But the reality is somewhat different: many priests, even if they wanted to, would not go against their bishop. And many bishops are suspicious of traditionalists and do not want to see the TLM spread. It remains ghettoized in many dioceses, by design and not by demand.
Most priests don’t know the the TLM, didn’t grow up with it, and would not heed Summorum Pontificum even if a stable group of traditionalists requested it.
Increase Reverence of the Ordinary Form?
Other Catholics suggest to forget about the TLM and instead focus on reforming the Ordinary Form. Make it more reverent, they say. Get sacred music in there. Throw in some ad orientem. That sort of thing.

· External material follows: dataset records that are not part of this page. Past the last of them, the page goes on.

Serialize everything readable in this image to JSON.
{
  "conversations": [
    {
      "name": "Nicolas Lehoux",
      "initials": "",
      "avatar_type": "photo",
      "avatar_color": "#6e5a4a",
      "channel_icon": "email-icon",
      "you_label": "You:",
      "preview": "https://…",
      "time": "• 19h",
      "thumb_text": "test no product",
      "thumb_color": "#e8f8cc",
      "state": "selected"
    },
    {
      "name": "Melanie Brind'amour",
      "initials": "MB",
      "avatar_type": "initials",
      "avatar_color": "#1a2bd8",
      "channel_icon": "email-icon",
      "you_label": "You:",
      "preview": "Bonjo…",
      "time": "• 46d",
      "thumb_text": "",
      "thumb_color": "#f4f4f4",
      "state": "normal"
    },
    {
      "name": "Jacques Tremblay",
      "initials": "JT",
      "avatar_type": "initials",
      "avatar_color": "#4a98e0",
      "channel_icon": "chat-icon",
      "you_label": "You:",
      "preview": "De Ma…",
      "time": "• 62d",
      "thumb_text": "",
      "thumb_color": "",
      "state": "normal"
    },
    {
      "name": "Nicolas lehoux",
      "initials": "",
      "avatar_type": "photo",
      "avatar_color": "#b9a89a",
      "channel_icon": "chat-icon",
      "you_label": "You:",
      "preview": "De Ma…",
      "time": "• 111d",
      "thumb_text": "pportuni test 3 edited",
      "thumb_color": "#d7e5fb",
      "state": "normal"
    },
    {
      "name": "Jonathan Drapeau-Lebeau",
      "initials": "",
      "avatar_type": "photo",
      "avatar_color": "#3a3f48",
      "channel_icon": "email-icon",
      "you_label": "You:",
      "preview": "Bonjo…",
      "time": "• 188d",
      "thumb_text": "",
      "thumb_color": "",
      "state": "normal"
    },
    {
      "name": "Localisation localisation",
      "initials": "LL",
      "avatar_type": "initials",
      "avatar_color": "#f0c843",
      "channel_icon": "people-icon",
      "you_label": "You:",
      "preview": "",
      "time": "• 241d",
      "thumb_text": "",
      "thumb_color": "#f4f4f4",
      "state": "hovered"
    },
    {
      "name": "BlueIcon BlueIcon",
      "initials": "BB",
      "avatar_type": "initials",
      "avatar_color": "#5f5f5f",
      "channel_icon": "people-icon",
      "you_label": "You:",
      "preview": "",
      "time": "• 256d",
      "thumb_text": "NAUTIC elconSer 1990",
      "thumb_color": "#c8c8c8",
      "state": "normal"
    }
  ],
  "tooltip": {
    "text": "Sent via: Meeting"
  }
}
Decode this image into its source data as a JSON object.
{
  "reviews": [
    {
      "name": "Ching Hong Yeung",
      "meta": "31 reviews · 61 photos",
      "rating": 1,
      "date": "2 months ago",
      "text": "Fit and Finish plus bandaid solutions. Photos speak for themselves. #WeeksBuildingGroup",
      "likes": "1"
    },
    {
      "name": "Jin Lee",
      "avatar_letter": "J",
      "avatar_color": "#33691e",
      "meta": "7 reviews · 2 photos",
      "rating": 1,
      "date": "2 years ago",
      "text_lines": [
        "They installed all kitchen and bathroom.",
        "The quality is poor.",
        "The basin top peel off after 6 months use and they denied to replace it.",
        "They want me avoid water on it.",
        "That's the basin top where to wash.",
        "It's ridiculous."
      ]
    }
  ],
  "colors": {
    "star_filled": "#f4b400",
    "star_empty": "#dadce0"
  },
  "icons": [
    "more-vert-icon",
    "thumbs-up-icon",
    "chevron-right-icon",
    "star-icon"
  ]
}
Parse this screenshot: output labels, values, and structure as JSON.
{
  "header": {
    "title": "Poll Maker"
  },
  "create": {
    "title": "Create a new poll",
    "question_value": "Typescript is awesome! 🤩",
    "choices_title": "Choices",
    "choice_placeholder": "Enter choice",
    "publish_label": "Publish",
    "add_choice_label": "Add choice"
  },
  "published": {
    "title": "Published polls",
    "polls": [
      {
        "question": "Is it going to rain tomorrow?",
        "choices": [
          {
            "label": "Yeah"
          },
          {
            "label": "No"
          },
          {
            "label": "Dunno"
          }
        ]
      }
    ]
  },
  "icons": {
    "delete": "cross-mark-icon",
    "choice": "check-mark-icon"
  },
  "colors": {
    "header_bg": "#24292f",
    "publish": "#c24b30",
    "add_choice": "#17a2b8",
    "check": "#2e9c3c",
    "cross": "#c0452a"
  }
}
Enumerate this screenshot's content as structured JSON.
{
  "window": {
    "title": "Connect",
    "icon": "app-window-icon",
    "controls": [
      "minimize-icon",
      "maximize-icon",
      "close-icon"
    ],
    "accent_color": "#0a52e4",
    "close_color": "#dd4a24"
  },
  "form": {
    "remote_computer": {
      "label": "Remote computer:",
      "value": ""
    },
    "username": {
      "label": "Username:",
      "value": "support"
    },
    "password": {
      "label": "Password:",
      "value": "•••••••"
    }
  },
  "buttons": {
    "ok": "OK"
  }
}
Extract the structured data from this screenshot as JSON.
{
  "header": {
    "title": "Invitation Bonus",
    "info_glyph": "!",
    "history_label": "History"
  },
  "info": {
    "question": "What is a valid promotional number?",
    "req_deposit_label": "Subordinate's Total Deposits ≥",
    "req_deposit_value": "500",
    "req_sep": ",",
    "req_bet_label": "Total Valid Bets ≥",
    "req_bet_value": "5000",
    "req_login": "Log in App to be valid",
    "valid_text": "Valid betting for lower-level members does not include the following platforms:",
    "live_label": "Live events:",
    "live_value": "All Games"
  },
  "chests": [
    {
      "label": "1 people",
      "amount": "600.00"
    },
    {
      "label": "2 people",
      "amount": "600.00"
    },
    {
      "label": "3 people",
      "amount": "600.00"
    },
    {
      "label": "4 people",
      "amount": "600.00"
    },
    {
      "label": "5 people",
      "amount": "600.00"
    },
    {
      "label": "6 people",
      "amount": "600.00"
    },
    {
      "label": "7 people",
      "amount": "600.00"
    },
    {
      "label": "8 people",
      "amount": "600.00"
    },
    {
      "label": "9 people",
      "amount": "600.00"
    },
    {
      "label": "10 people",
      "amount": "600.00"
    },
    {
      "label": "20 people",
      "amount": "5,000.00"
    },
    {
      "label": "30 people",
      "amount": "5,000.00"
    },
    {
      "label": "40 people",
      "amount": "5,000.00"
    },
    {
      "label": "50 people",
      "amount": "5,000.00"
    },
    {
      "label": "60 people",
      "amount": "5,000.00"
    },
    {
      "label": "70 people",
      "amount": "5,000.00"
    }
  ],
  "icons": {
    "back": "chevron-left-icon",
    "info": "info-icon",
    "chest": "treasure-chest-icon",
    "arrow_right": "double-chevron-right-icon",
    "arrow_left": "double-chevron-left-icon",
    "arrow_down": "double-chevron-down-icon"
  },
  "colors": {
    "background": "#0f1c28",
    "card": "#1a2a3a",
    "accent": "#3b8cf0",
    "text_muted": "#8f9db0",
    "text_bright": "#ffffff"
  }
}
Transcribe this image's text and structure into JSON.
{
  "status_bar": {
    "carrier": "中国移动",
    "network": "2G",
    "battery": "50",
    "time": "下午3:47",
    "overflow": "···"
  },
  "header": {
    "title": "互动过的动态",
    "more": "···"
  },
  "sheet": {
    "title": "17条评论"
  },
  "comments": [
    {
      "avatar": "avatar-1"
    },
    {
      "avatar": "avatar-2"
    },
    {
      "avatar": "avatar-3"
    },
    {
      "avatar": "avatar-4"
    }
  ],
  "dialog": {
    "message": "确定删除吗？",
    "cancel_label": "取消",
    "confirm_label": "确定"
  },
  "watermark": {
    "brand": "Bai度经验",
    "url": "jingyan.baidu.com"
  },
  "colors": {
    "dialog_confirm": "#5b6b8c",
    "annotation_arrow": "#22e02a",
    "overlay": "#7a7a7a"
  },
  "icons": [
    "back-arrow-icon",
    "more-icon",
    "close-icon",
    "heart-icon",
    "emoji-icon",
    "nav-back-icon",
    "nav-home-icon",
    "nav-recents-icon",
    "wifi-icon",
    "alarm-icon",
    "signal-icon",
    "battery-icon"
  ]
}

I’m sympathetic to this suggestion, and I know of a group of people quietly working behind the scenes to accomplish this noble goal. (Interestingly, they are also new traditionalists, not Catholics who self-identify as traditionalists). I think it should be attempted, but also I know how deeply rooted many non-reverent practices are, so much so that they have attained quasi-traditional status. It will take a long time.
The Way Forward
I recall getting burned by traditionalists not too long after becoming Catholic. They came out against me on my youtube channel, and to me here was a strange animal that I had never encountered before.
I soon grew acquainted with them and the copy-pasting of accusations against John Paul II, Vatican II, heretical Catholics like myself, etc. I now understand that this is the extreme end of the traditional spectrum, the sedevacantists, and it hardly represents the majority, which spans from them to SSPX members, to FSSP supporters, to people like me who just want my children to have a reverent Mass.
Say what you want about traditionalists, but one thing they did do was hold the line on traditional practices and reverent liturgy. While many made mistakes, got into bunker mentality, and came across as insanely harsh, the fact is that now Catholics like me are rediscovering these aspects of traditional worship in part because of them. The liturgical abuses that have happened in the Church over the past sixty years mitigates their culpability to various degrees.
There’s a new face of Catholic traditionalism, and it looks little like the image that it once had. It’s young, charitable, respectful of the Pope and obedient to the Church. It’s ordinary Catholic moms and dads drawn to the sacred. It’s coming to a parish near you, eventually.